Hats Off to the Top Hat
I tell you, there aren’t nearly enough hats in our everyday lives. Sure, there are beanies and baseball caps, but on the whole your average snowman is better dressed than today’s most fashionable males. Luckily, there is Steampunk, which gives all gents (and ladies) a chance to step up their millinery game.
The top hat’s origins are fuzzy, but many fashion historians believe it was an evolution from something called the “sugarloaf hat,” but we would probably say it was a “pilgrim hat” nowadays (minus the apocryphal buckle, that is). In the transition from loaf to “high hat” (aka silk hat, topper, cylinder hat, stovepipe hat, chimney pot hat) the whole thing became more rigid and the brim retreated. Like the early Stetsons, top hats were often made from beaver, but later silk also became de rigueure.
Top hats were made through a process known as blocking, where the hatter started with a wooden frame and draped it with a material such as gossamer which was then covered in shellac and ammonia, and left to cure for several weeks even months. Later, felt was cut and applied to the frame and a hot iron helped to re-melt the shellac and attach the fabric to the frame. If the hat was meant for use in the country for activities such as hunting and horseback riding, the gossamer layer would be much thicker to add durability. Most toppers also had a leather band on the inside to catch sweat and keep the hat from moving around too much.
Women would also sometimes wear top hats in the steam era, and you see plenty of it in Steampunk and burlesque fashion nowadays. In the city it was not so regular an occurrence, but while out riding women would sometimes wear a smaller version of the top hat that often had a veil.
Top hats were considered both day and evening wear, which may seem strange to us now. If we see a man sporting this type of hat he is more than likely wearing a tuxedo (and perhaps tap-dancing in a throwback, Broadway musical.) The British royal family and some of their officials do continue to wear top hats for certain events, such as attending horse-racing and certain ceremonies.
One of the features you often see in Steampunk attire is a top hat with goggles resting on the brim. In reality, there wouldn’t be that many occasions when a gent would be wearing both a topper and goggles. Goggles were certainly used while driving and perhaps ballooning, but that aerodynamics of a top hat would make it a poor choice for this type of activity. But, Steampunk is an aesthetic, not historical fact, and the goggles look pretty sweet no matter if they are on the brim, on one’s face or hanging around one’s neck anywho.

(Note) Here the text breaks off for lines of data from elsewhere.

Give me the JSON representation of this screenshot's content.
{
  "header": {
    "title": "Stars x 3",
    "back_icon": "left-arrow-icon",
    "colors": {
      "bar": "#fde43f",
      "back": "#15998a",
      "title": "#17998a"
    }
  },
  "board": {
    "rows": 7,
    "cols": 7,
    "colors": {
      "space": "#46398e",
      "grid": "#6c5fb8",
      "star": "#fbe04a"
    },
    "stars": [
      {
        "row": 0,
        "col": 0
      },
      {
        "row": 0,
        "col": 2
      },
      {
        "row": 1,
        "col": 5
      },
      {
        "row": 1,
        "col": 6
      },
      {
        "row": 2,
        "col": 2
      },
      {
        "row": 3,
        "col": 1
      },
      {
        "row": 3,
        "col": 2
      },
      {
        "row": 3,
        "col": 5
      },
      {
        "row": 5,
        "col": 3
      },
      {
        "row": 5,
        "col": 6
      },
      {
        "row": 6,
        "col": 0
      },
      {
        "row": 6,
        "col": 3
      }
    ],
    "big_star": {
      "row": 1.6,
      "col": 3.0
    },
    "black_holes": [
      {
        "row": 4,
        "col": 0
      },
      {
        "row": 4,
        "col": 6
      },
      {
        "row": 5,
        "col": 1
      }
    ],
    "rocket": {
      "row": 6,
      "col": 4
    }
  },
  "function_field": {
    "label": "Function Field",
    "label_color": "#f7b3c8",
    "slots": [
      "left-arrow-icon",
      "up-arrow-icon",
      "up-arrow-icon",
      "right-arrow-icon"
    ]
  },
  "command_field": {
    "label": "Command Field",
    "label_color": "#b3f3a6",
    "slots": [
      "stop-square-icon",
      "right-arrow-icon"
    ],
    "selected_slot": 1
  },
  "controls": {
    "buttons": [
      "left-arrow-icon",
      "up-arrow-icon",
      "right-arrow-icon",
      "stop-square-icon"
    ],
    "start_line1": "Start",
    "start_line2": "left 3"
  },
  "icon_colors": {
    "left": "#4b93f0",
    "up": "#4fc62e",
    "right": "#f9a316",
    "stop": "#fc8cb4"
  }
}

Other Steampunk adaptations include clock faces and hands, raucous colors, alternative materials, and other aesthetically pleasing, though not wholly practical, adornments, such as corset strings. Here are some fun Steampunk top hats I found around the interwebs. Enjoy!